Standards and Regulation


Equine Podiatry Training Ltd has been at the forefront of work to develop national standards and UK regulation for barefoot professionals for some years now. We were the key driver in the development of the National Occupational Standards in Equine Barefoot Care which was first published in 2010. This was then updated and merged with the farriery standards to form the National Occupational Standards in Equine Hoof Care in 2020. National Occupational Standards are developed with the help of government agencies who are responsible for holding and maintaining them. The Equine Barefoot Care NOS suite sets out the knowledge and skills needed to be a professional barefoot hoof-care practitioner. The EPT course syllabus has been designed to meet and exceed the EBC NOS suite and to deliver a very high level of training within the NOS subject areas, as you’d expect from an organisation that contributed so heavily to the development of the NOS.


The National Occupational Standards only provide a broad-brush indication of the skills and knowledge needed to become a professional equine podiatrist. In order to demonstrate that an individual has those skills and knowledge at an appropriate level, a qualification is needed. EPT worked closely with Lantra Awards to create the Lantra Awards Level 5 Diploma in Equine Podiatry which was launched in 2021. This is currently the only nationally recognised qualification in non-farriery hoof-care in the world and EPT is the only centre licensed to deliver it at present.

Qualifications are measured in terms of level and breadth. The level of a qualification indicates the degree of responsibility a role encompasses. A Level 5 qualification (equivalent to a Foundation Degree) demonstrates that a learner has achieved a high level of knowledge and work expertise and is capable of independently formulating solutions and responses to complex problems and situations. Only nationally recognised qualifications (registered with Ofqual) have associated levels. The breadth of a qualification indicates how many study hours are required to gain it and hence how comprehensive the qualification is. Vocational qualifications are typically divided into awards, certificates and diplomas with diplomas representing the most comprehensive qualifications. A typical student will need in excess of 500 hours of study to gain the Lantra Awards Level 5 Diploma in Equine Podiatry.


Unlike with farriery, there is no legal control over who can work as a professional equine hoof trimmer. The UK government have indicated that they have no plans to introduce statutory controls on this activity as there is no evidence of a problem that statutory regulation would solve. Instead, the government has encouraged the use of self-regulation to provide customers with a means to determine if the professionals they are using have suitable training and are working to appropriate standards.

The Equine Podiatry Association was set up in 2006 to provide self-regulation of equine podiatrists in the UK. The EPA maintains a register of professionals who are suitably trained, continue to develop their professional skills and adhere to appropriate standards of behaviour and professionalism. Horse owners looking for a suitable professional to work with their horses are encouraged to check that they are using someone registered with the EPA. The EPA has grown into a respected part of the establishment and has a high degree of recognition amongst the horse-owning public.

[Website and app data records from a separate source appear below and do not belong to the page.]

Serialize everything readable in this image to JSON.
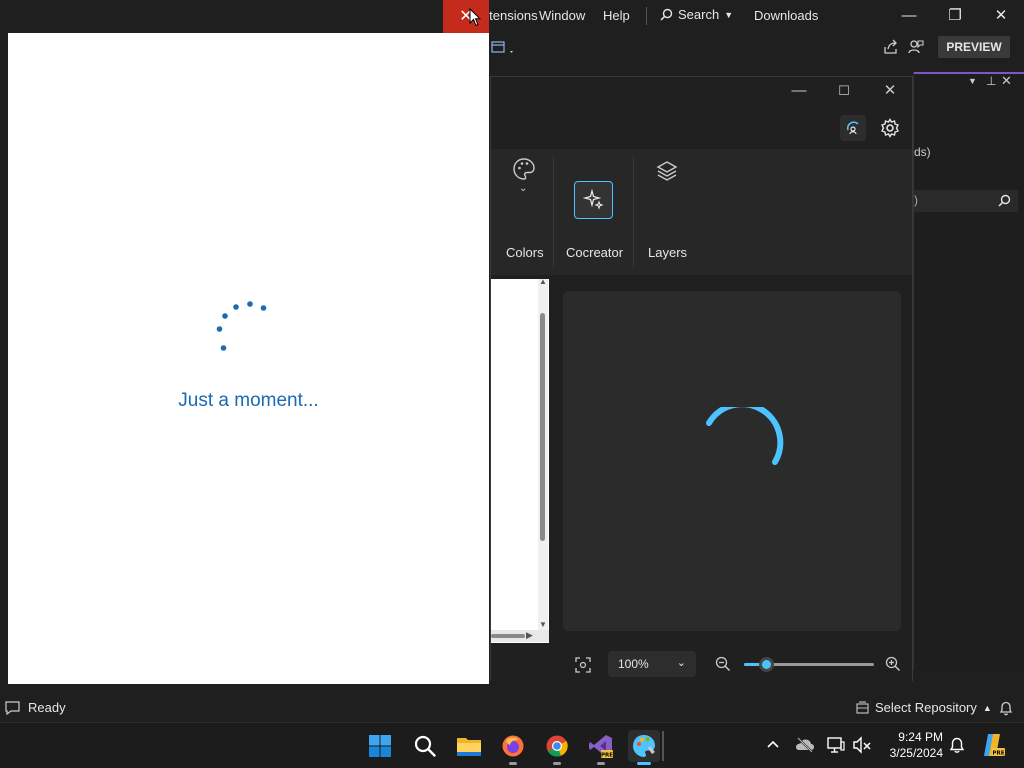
{
  "vs": {
    "menu": {
      "extensions": "Extensions",
      "window": "Window",
      "help": "Help"
    },
    "search_label": "Search",
    "downloads": "Downloads",
    "preview_label": "PREVIEW",
    "right_panel_fragment": "ds)",
    "status": "Ready",
    "select_repo": "Select Repository"
  },
  "paint": {
    "ribbon": {
      "colors": "Colors",
      "cocreator": "Cocreator",
      "layers": "Layers"
    },
    "zoom": {
      "value": "100%",
      "level": 0.17
    }
  },
  "popup": {
    "loading_text": "Just a moment..."
  },
  "taskbar": {
    "apps": [
      "start-icon",
      "search-icon",
      "file-explorer-icon",
      "firefox-icon",
      "chrome-icon",
      "visual-studio-preview-icon",
      "paint-icon"
    ],
    "clock_time": "9:24 PM",
    "clock_date": "3/25/2024"
  },
  "colors": {
    "accent": "#4cc2ff",
    "close_red": "#c42b1c",
    "loading_blue": "#1b6ab4",
    "vs_purple": "#7f56c5"
  }
}
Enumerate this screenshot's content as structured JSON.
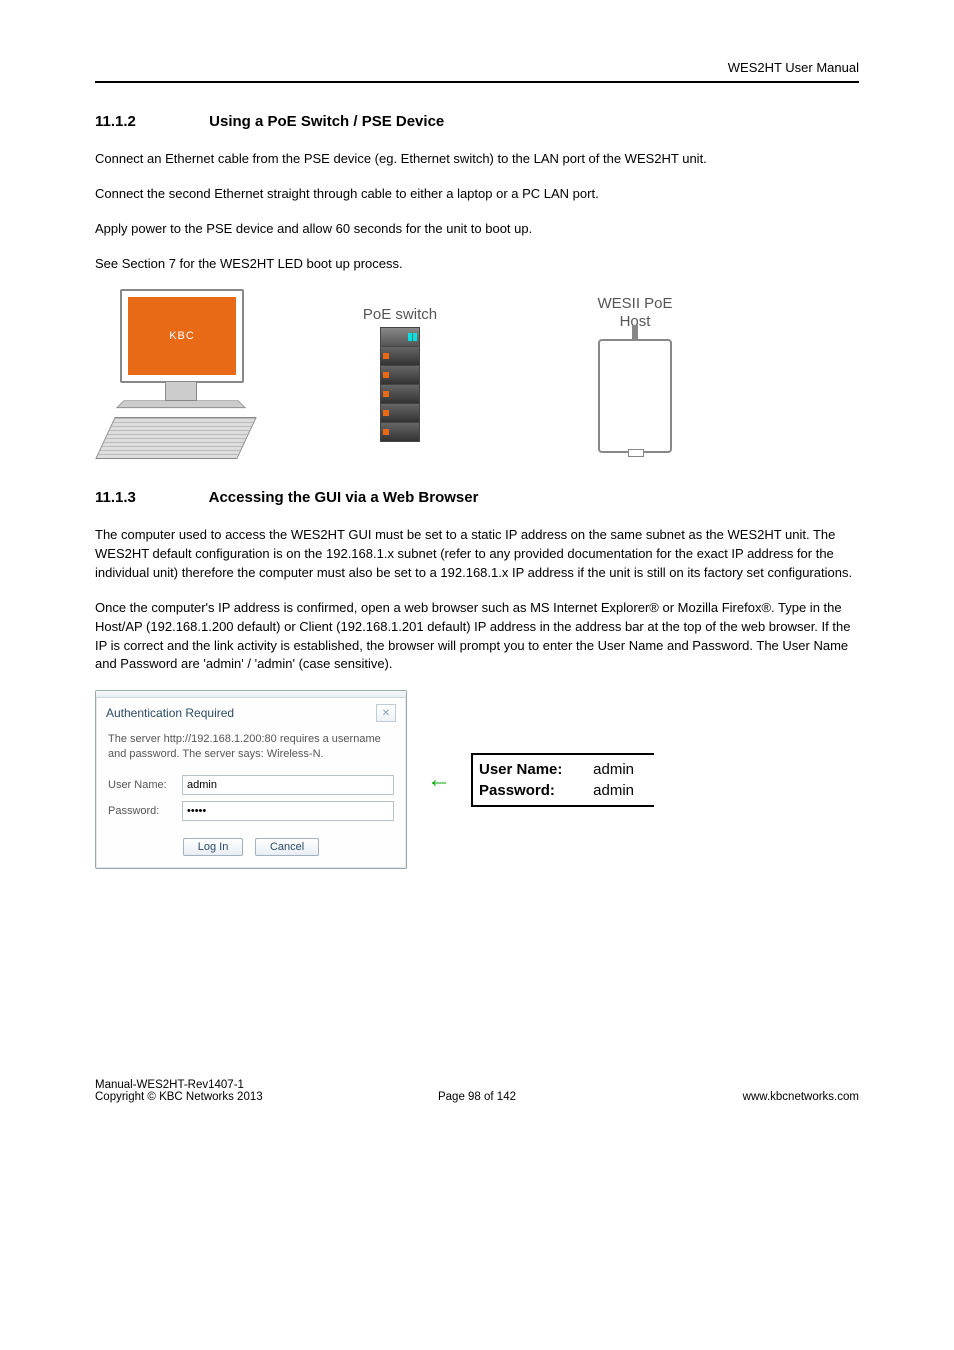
{
  "header": {
    "doc_title": "WES2HT User Manual"
  },
  "section1": {
    "number": "11.1.2",
    "title": "Using a PoE Switch / PSE Device",
    "para1": "Connect an Ethernet cable from the PSE device (eg. Ethernet switch) to the LAN port of the WES2HT unit.",
    "para2": "Connect the second Ethernet straight through cable to either a laptop or a PC LAN port.",
    "para3": "Apply power to the PSE device and allow 60 seconds for the unit to boot up.",
    "para4": "See Section 7 for the WES2HT LED boot up process."
  },
  "figure1": {
    "monitor_brand": "KBC",
    "switch_label": "PoE switch",
    "host_label_line1": "WESII PoE",
    "host_label_line2": "Host"
  },
  "section2": {
    "number": "11.1.3",
    "title": "Accessing the GUI via a Web Browser",
    "para1": "The computer used to access the WES2HT GUI must be set to a static IP address on the same subnet as the WES2HT unit. The WES2HT default configuration is on the 192.168.1.x subnet (refer to any provided documentation for the exact IP address for the individual unit) therefore the computer must also be set to a 192.168.1.x IP address if the unit is still on its factory set configurations.",
    "para2": "Once the computer's IP address is confirmed, open a web browser such as MS Internet Explorer® or Mozilla Firefox®. Type in the Host/AP (192.168.1.200 default) or Client (192.168.1.201 default) IP address in the address bar at the top of the web browser. If the IP is correct and the link activity is established, the browser will prompt you to enter the User Name and Password. The User Name and Password are 'admin' / 'admin' (case sensitive)."
  },
  "dialog": {
    "title": "Authentication Required",
    "close_glyph": "✕",
    "message": "The server http://192.168.1.200:80 requires a username and password. The server says: Wireless-N.",
    "username_label": "User Name:",
    "username_value": "admin",
    "password_label": "Password:",
    "password_value": "•••••",
    "login_btn": "Log In",
    "cancel_btn": "Cancel"
  },
  "arrow_glyph": "←",
  "credentials": {
    "username_label": "User Name:",
    "username_value": "admin",
    "password_label": "Password:",
    "password_value": "admin"
  },
  "footer": {
    "left_line1": "Manual-WES2HT-Rev1407-1",
    "left_line2": "Copyright © KBC Networks 2013",
    "center": "Page 98 of 142",
    "right": "www.kbcnetworks.com"
  }
}
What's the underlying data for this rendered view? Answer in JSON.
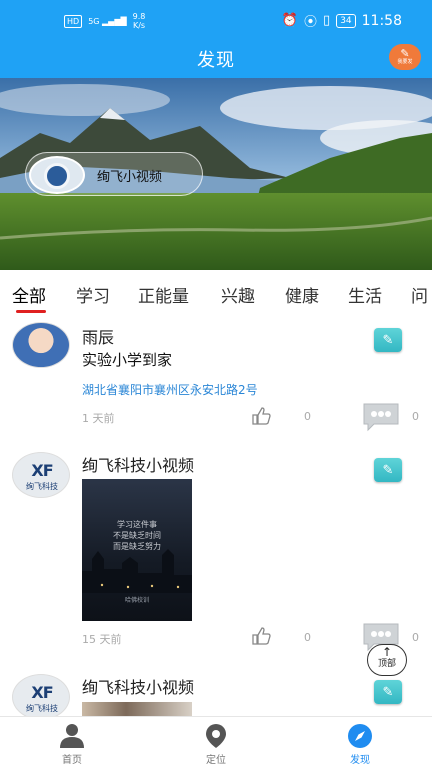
{
  "status_bar": {
    "hd": "HD",
    "signal": "5G",
    "speed_value": "9.8",
    "speed_unit": "K/s",
    "battery": "34",
    "time": "11:58"
  },
  "header": {
    "title": "发现",
    "post_button_label": "我要发"
  },
  "banner": {
    "channel_name": "绚飞小视频"
  },
  "tabs": [
    {
      "label": "全部",
      "active": true
    },
    {
      "label": "学习",
      "active": false
    },
    {
      "label": "正能量",
      "active": false
    },
    {
      "label": "兴趣",
      "active": false
    },
    {
      "label": "健康",
      "active": false
    },
    {
      "label": "生活",
      "active": false
    },
    {
      "label": "问",
      "active": false
    }
  ],
  "posts": [
    {
      "username": "雨辰",
      "content": "实验小学到家",
      "location": "湖北省襄阳市襄州区永安北路2号",
      "time_ago": "1 天前",
      "likes": "0",
      "comments": "0"
    },
    {
      "username": "绚飞科技小视频",
      "video_text_1": "学习这件事",
      "video_text_2": "不是缺乏时间",
      "video_text_3": "而是缺乏努力",
      "video_footer": "哈佛校训",
      "time_ago": "15 天前",
      "likes": "0",
      "comments": "0"
    },
    {
      "username": "绚飞科技小视频"
    }
  ],
  "brand_avatar": {
    "mark": "XF",
    "text": "绚飞科技"
  },
  "back_to_top": {
    "arrow": "↑",
    "label": "顶部"
  },
  "bottom_nav": [
    {
      "label": "首页",
      "icon": "person-icon",
      "active": false
    },
    {
      "label": "定位",
      "icon": "location-pin-icon",
      "active": false
    },
    {
      "label": "发现",
      "icon": "compass-icon",
      "active": true
    }
  ],
  "colors": {
    "header_bg": "#1fa2f5",
    "post_button": "#f07a3a",
    "tab_underline": "#e02020",
    "location_text": "#2a86d6",
    "nav_active": "#1f8cf0",
    "edit_button": "#33b7c3"
  }
}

As such, EPA membership provides professionals with the credibility needed to build a client-base. In order to join the EPA, EPs must train with EPT and gain the Lantra Awards Level 5 Diploma in Equine Podiatry.

The current Veterinary Surgeons Act was created in 1966 but, as related professions have developed, has become somewhat outdated. There is a long-standing programme of work between government and the veterinary profession to re-evaluate the Act and this will likely lead in the future to closer ties between related professions such as equine podiatry and the veterinary profession. This could include broadening the remit of related professions to allow some delegation of veterinary powers to those professional groups that can demonstrate appropriate training and regulation. As the only non-farriery hoof-care organisation that can demonstrate both a nationally-recognised high-level qualification and high standards of self-regulation, the EPA is well placed to be ready for such developments.